## Exercise objective:
Find every line below with the string "value" and pick it out.

[Opening Exercise materials section]

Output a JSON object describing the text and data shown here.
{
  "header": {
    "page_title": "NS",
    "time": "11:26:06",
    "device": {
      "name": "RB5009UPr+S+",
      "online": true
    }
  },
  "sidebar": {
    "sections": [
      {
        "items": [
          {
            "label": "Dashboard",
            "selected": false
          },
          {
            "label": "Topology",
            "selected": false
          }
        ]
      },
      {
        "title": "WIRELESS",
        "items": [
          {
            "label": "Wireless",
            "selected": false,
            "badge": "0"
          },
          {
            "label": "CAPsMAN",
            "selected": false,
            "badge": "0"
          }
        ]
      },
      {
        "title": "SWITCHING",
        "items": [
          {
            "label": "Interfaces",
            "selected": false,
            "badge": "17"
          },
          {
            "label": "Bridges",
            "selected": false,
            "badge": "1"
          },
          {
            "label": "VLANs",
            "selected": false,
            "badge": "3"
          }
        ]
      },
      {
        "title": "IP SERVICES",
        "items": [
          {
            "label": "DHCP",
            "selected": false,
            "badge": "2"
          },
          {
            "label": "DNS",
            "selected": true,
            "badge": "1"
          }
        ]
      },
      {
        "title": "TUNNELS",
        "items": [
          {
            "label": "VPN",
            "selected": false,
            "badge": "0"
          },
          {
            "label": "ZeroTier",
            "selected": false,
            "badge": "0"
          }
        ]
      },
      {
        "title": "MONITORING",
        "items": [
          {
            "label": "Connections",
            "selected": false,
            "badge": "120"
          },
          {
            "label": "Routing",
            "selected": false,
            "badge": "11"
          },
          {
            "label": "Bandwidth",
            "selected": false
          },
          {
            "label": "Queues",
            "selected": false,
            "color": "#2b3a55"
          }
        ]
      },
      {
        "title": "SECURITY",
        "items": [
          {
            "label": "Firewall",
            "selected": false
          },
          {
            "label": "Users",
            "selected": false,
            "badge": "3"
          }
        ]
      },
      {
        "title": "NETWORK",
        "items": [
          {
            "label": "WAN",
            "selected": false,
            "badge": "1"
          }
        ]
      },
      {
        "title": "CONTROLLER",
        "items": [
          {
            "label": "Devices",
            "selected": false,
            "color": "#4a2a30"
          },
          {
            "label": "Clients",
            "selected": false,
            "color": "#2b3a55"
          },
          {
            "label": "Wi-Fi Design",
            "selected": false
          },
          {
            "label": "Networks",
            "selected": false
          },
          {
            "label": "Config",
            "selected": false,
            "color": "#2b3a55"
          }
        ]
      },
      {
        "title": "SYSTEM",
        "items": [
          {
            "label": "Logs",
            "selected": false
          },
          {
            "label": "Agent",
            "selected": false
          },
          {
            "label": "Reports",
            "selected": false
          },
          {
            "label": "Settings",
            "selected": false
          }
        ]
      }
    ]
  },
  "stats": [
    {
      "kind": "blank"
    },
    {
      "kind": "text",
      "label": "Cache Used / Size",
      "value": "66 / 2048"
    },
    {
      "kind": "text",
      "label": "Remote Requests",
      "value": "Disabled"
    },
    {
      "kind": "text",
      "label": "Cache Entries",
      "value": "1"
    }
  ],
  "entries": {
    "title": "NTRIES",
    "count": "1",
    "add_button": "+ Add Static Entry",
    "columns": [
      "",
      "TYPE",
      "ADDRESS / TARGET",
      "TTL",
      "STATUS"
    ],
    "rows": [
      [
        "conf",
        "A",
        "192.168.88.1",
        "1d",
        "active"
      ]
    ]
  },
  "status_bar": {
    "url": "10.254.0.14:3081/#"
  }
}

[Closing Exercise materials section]

## Task solution:
      "value": "66 / 2048"
      "value": "Disabled"
      "value": "1"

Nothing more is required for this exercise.